Rockmore M, Conflict and agricultural portfolios: evidence from Northern Uganda. Working Paper, 2015.
Romano D, Stefani G, Rocchi B, Fiorillo C. The impact of assistance on poverty and food security in a fragile and protracted-crisis context: the case of West Bank and Gaza Strip. Bio-based Appl Econ. 2019;8(1):21–61.
Ruel MT. Operationalizing dietary diversity: a review of measurement issues and research priorities. J Nutr. 2003;133(11):3911S-26S.
Serneels P, Verpoorten M. The impact of armed conflict on economic performance: Evidence from Rwanda. J Conflict Resolut. 2015;59(4):555–92.
Skinner J, Begum S. Lake Chad's Unseen Crisis: Voices of refugees and internally displaced people from Niger and Nigeria. Oxfam; 2016.
Smith MD, Rabbitt MP, Coleman-Jensen A. Who are the world’s food insecure? New evidence from the Food and Agriculture Organization’s food insecurity experience scale. World Dev. 2017;93:402–12.
Stata. Structural Equations Modeling. Release 16.
Teodosijevic, Slobodanka B. Armed conflicts and food security. ESA Working Paper No. 03-11 (2003). Rome: Food and Agriculture Organization.
Tranchant JP, Gelli A, Bliznashka L, Diallo AS, Sacko M, Assima A, Siegel EH, Aurino E, Masset E. The impact of food assistance on food insecure populations during conflict: Evidence from a quasi-experiment in Mali. World Dev. 2019;119:185–202.
United Nations. Agricultural Development, Food Security Unattainable without Self-Determination, Sovereignty of Palestinian People, Speakers Say in Second Committee. 2014. https://www.un.org/press/en/2014/gaef3410.doc.htm#:~:text=Agriculture%20was%20the%20cornerstone%20of%20the%20Palestinian%20economy%20and%20the,was%20inundated%20with%20waste%20water. Accessed 19 June 2022.
Van Den Hoek J. Agricultural market activity and Boko Haram attacks in northeastern Nigeria, 2017.
Verwimp P, Justino P, Brück T. The microeconomics of violent conflict. J Dev Econ. 2019;141:102297.
Verwimp P, Muñoz-Mora JC. Returning home after civil war: Food security and nutrition among Burundian Households. J Dev Studies. 2018;54(6):1019–40.
WFP. Special Focus: Gaza Strip—Is the closure of the tunnels from Egypt further suffocating the Gaza economy?. 2014 Available at https://www.un.org/unispal/document/auto-insert-196041/ Accessed 8 January 2020.
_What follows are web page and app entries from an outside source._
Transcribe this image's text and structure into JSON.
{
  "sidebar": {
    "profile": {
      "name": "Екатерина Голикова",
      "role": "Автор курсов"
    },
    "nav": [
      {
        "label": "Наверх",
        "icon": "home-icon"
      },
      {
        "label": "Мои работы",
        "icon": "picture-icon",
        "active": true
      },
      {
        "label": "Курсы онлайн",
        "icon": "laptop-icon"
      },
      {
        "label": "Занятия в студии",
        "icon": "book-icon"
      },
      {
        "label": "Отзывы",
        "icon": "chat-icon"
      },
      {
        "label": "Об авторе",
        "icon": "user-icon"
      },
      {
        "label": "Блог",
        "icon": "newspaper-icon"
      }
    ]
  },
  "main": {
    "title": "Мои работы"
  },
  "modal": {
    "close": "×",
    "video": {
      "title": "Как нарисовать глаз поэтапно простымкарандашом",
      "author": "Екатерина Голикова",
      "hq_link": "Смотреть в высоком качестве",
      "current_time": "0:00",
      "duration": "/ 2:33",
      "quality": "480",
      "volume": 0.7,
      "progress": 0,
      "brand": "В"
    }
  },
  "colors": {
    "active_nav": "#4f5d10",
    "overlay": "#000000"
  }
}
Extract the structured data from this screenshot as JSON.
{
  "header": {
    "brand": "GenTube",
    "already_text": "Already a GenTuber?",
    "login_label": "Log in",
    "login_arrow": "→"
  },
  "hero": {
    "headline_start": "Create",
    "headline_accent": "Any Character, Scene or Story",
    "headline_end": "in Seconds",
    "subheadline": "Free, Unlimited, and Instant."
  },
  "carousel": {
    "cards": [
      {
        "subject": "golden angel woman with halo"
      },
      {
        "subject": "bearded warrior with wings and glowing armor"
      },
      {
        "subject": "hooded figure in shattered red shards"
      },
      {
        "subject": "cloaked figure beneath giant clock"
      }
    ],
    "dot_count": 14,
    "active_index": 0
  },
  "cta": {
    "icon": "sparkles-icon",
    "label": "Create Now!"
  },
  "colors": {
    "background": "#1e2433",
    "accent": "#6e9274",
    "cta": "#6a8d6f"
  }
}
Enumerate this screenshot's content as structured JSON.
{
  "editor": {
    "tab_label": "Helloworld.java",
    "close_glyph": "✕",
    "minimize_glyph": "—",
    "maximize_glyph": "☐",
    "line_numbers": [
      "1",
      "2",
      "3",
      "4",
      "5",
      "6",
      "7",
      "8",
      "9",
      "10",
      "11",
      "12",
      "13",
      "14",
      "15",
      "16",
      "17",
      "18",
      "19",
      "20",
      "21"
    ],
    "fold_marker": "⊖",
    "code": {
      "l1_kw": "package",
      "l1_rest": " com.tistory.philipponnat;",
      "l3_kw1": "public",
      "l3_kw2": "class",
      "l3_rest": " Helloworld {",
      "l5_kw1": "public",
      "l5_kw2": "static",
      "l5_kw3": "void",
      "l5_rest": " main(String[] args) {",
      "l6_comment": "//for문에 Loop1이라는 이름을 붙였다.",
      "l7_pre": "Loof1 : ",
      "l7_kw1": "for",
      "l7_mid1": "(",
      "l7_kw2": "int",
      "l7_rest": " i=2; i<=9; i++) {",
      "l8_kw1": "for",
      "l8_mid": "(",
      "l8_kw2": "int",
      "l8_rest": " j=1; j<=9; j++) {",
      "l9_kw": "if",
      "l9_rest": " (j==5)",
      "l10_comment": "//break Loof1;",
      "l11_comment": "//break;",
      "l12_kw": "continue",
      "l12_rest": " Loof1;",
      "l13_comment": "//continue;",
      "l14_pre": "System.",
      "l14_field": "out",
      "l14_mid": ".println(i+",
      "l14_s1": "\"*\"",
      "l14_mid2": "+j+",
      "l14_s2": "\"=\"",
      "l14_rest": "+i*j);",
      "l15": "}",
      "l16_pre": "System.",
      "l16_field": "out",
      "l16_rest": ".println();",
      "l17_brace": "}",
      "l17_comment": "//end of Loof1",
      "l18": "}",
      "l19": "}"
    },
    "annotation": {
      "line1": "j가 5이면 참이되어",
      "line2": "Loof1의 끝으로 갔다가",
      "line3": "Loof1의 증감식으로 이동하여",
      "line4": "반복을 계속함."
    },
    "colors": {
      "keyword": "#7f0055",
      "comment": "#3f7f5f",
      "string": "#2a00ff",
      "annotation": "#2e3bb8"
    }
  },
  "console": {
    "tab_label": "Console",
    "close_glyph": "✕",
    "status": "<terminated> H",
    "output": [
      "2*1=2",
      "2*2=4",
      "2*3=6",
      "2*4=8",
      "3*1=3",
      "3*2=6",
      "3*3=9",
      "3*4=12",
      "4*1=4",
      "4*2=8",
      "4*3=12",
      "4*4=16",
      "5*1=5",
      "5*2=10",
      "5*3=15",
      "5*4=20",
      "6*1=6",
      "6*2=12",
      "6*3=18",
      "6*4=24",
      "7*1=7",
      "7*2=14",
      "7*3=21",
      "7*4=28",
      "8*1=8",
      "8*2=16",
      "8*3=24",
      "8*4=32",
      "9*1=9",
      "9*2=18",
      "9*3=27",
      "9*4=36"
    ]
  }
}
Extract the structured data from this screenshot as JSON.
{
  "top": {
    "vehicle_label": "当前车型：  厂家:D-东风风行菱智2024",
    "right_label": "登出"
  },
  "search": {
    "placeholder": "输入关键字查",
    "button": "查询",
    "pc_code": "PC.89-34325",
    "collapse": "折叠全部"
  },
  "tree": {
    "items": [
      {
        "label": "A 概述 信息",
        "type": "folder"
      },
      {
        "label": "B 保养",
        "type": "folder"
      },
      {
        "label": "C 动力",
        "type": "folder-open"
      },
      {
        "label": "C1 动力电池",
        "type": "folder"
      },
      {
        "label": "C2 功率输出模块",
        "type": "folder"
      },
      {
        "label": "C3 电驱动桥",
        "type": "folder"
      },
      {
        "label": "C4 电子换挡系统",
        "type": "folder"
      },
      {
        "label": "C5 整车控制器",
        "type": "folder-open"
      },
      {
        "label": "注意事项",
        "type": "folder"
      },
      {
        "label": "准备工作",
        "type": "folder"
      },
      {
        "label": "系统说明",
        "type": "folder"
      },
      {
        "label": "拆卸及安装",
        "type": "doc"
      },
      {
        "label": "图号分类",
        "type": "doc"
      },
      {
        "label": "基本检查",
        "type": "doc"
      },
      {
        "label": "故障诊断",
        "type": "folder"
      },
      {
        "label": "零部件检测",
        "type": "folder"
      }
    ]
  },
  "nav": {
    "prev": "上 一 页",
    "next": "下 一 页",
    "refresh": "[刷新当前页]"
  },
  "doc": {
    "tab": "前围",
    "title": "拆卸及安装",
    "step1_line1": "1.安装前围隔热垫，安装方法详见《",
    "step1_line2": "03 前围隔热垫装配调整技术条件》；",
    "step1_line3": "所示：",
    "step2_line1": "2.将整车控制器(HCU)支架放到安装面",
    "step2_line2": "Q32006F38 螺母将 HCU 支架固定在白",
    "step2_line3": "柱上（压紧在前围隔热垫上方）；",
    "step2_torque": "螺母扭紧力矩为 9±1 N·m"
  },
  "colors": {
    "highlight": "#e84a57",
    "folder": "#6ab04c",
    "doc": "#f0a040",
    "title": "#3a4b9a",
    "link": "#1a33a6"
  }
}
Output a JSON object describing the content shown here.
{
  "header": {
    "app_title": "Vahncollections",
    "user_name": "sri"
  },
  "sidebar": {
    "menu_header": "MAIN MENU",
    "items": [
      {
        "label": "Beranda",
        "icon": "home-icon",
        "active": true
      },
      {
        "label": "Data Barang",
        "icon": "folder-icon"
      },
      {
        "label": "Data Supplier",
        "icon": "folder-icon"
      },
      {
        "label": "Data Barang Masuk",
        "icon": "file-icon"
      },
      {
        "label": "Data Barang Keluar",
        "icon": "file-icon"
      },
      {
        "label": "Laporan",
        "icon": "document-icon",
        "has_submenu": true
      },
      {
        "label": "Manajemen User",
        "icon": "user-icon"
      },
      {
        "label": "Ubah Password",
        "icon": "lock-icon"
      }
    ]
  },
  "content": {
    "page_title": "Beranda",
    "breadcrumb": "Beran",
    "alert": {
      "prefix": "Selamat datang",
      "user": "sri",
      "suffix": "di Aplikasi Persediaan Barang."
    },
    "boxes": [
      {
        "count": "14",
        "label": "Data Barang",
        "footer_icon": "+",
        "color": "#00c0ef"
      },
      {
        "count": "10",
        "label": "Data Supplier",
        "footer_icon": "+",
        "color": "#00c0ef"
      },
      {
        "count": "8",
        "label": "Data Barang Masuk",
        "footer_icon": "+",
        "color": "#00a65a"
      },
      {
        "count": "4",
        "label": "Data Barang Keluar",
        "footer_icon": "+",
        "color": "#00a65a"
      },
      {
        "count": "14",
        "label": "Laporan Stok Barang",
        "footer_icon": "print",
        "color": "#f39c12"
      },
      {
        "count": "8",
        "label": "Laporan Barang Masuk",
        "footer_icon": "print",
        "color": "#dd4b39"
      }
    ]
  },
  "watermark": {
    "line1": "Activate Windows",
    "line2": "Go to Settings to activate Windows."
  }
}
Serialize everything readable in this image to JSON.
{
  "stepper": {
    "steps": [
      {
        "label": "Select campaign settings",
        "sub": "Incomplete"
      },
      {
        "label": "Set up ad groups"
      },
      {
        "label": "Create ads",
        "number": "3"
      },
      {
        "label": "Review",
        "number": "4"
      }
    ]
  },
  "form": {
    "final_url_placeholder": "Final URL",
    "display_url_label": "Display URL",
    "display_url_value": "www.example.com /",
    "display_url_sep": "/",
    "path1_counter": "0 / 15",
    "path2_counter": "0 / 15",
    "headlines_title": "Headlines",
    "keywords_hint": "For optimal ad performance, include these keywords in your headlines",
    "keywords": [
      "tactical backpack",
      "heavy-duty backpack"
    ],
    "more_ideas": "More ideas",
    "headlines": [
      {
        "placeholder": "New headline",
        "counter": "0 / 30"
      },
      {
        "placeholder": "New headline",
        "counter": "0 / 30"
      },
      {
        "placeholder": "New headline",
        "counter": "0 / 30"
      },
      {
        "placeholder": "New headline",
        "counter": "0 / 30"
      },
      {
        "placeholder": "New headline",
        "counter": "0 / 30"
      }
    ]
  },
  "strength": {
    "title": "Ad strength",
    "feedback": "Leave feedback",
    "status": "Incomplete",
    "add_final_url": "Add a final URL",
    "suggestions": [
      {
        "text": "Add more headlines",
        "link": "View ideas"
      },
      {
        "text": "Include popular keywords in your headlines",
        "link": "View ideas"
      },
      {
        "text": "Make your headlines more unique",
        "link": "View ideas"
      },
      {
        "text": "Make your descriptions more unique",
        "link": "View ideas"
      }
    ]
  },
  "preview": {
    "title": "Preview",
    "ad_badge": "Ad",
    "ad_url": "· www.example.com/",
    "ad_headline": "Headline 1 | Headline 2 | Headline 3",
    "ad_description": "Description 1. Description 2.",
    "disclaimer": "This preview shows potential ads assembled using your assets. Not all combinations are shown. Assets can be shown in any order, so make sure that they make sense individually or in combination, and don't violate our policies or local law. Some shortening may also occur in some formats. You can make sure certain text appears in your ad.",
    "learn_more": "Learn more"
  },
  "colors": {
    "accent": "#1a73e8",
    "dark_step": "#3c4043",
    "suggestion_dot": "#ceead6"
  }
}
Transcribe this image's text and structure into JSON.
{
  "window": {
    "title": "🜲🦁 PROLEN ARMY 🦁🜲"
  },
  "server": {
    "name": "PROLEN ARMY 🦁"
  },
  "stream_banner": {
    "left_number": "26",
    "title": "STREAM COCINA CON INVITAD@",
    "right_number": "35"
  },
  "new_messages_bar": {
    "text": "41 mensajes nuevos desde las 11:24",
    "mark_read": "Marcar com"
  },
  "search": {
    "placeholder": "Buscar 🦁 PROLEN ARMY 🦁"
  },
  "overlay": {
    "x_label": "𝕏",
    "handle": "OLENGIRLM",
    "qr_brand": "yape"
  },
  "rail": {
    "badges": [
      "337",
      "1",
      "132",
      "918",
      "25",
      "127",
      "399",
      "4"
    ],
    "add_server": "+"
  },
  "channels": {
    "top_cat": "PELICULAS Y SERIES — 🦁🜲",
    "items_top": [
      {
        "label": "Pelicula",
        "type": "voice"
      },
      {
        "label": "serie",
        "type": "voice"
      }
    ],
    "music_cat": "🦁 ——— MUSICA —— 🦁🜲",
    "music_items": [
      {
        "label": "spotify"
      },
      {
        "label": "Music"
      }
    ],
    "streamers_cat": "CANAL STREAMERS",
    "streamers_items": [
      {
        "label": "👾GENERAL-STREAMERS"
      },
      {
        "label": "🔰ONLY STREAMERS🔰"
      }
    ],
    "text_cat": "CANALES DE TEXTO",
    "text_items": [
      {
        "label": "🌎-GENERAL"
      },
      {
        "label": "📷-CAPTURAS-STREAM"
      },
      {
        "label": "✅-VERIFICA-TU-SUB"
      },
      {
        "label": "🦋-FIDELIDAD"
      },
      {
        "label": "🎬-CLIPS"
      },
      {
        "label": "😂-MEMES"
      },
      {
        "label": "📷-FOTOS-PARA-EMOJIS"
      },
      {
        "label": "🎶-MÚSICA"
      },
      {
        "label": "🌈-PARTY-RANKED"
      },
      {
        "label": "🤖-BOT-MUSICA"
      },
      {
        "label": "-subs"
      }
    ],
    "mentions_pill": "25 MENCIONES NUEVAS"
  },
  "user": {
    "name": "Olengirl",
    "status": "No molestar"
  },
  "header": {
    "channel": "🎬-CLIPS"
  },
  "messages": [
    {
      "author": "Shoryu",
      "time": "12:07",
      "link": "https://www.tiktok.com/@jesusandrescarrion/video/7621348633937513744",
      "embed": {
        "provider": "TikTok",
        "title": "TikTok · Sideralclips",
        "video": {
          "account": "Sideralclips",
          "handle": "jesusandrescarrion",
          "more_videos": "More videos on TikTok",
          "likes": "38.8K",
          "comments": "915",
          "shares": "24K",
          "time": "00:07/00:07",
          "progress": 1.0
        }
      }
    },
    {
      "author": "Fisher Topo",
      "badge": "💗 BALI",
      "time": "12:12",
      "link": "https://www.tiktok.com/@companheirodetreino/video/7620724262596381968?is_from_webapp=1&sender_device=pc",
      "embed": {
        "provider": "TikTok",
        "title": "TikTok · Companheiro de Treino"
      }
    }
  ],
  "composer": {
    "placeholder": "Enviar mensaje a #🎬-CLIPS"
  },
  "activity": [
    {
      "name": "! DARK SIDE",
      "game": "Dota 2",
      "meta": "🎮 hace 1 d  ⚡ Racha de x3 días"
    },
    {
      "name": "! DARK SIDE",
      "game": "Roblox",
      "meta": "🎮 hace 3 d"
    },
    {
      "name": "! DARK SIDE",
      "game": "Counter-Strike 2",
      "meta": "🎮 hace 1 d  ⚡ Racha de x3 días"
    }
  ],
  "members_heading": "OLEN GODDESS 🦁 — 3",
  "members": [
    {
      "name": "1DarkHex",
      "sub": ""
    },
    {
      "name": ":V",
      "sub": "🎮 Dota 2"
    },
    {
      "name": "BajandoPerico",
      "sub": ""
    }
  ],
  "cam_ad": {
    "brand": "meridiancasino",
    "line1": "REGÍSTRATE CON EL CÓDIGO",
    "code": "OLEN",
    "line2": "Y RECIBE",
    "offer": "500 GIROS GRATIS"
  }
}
WFP. WFP State of Palestine Country Brief, 2018.
This study is funded by the Emirates Foundation and the Middle East Centre at the London School of Economics and Political Science.
Ethics approval and consent to participate
Consent for publication
The authors declare that they have no competing interests.
Springer Nature remains neutral with regard to jurisdictional claims in published maps and institutional affiliations.
About this article
Cite this article
Lin, T.K., Kafri, R., Hammoudeh, W. et al. Pathways to food insecurity in the context of conflict: the case of the occupied Palestinian territory. Confl Health 16, 38 (2022). https://doi.org/10.1186/s13031-022-00470-0